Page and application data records

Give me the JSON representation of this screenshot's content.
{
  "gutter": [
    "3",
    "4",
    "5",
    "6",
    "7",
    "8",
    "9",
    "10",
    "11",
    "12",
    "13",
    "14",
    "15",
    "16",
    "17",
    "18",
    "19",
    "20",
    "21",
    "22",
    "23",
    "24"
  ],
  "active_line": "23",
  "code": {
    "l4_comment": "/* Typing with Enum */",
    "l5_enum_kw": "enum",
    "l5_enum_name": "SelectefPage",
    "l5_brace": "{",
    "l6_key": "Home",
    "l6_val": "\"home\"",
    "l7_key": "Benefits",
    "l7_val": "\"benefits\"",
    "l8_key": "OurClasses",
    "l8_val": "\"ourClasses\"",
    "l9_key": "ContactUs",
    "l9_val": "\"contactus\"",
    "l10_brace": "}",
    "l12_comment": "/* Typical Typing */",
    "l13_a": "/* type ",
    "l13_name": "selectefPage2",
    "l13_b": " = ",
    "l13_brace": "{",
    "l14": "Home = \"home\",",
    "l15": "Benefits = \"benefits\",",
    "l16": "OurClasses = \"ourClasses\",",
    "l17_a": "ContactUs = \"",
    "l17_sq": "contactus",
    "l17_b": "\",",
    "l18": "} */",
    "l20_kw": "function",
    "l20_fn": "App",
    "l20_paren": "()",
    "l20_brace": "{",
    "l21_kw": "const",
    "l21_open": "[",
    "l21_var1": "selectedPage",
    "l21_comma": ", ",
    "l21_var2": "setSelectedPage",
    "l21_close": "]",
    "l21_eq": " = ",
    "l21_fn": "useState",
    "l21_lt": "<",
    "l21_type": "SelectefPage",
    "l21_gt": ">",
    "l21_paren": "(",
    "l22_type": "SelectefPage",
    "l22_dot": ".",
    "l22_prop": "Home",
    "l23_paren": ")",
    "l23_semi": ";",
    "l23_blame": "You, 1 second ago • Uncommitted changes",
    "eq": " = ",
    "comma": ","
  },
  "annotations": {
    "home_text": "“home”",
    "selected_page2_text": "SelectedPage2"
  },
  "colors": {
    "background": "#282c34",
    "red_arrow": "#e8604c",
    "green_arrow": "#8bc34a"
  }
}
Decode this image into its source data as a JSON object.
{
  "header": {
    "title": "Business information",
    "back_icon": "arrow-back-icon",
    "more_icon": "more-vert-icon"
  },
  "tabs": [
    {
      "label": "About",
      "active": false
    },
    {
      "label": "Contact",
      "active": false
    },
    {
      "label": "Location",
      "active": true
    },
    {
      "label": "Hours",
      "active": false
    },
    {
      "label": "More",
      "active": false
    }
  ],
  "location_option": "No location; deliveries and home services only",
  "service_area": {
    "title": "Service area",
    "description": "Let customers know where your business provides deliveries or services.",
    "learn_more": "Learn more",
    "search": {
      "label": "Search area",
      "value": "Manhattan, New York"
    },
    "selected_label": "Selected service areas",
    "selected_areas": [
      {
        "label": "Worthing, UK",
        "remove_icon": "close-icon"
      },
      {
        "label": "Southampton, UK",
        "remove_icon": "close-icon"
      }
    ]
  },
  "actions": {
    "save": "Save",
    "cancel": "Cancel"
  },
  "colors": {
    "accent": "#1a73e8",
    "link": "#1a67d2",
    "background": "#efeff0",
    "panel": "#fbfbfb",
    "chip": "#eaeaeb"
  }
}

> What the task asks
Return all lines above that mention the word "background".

> Result of the exercise
    "background": "#282c34",
    "background": "#efeff0",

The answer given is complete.